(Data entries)
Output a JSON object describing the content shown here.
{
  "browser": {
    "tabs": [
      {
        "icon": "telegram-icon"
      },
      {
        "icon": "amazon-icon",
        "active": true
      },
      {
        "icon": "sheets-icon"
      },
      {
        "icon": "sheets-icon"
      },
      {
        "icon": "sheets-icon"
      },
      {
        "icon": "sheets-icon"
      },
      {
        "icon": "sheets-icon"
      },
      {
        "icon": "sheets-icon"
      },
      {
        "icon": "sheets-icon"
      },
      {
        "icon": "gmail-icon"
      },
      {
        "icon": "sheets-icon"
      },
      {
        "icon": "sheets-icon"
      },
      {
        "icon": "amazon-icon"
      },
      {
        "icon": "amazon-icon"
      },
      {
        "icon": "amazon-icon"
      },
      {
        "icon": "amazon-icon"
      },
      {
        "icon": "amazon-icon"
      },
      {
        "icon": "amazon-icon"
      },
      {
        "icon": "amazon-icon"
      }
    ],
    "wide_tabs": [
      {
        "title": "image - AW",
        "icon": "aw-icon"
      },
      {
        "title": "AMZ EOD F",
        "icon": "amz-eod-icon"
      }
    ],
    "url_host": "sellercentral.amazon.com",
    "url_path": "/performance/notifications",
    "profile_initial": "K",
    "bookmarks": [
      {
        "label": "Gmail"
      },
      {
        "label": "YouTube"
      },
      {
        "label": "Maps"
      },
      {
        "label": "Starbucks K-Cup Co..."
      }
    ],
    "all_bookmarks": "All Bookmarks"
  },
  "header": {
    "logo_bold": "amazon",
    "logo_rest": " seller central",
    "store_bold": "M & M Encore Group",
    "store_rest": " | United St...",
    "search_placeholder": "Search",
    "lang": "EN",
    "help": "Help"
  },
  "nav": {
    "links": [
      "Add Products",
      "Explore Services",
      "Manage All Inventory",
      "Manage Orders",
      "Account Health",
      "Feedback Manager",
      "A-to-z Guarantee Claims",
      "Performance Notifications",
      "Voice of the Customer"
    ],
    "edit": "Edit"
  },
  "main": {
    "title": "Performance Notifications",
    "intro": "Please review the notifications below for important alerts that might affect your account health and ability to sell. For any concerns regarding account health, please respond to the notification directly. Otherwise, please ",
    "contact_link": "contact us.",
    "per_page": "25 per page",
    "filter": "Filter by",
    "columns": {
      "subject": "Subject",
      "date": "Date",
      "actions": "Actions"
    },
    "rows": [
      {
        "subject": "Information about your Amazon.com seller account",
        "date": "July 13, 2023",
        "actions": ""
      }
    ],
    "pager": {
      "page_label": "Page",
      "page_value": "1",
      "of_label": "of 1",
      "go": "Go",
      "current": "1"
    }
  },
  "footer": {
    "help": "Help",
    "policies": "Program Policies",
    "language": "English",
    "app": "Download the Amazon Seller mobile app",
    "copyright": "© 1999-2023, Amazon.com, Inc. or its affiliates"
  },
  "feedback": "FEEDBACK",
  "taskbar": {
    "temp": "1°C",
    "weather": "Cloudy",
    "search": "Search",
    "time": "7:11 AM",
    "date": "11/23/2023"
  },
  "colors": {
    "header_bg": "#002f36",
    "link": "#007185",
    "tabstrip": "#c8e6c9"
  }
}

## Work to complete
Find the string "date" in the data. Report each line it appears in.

## Task answer
      "date": "Date",
        "date": "July 13, 2023",
    "date": "11/23/2023"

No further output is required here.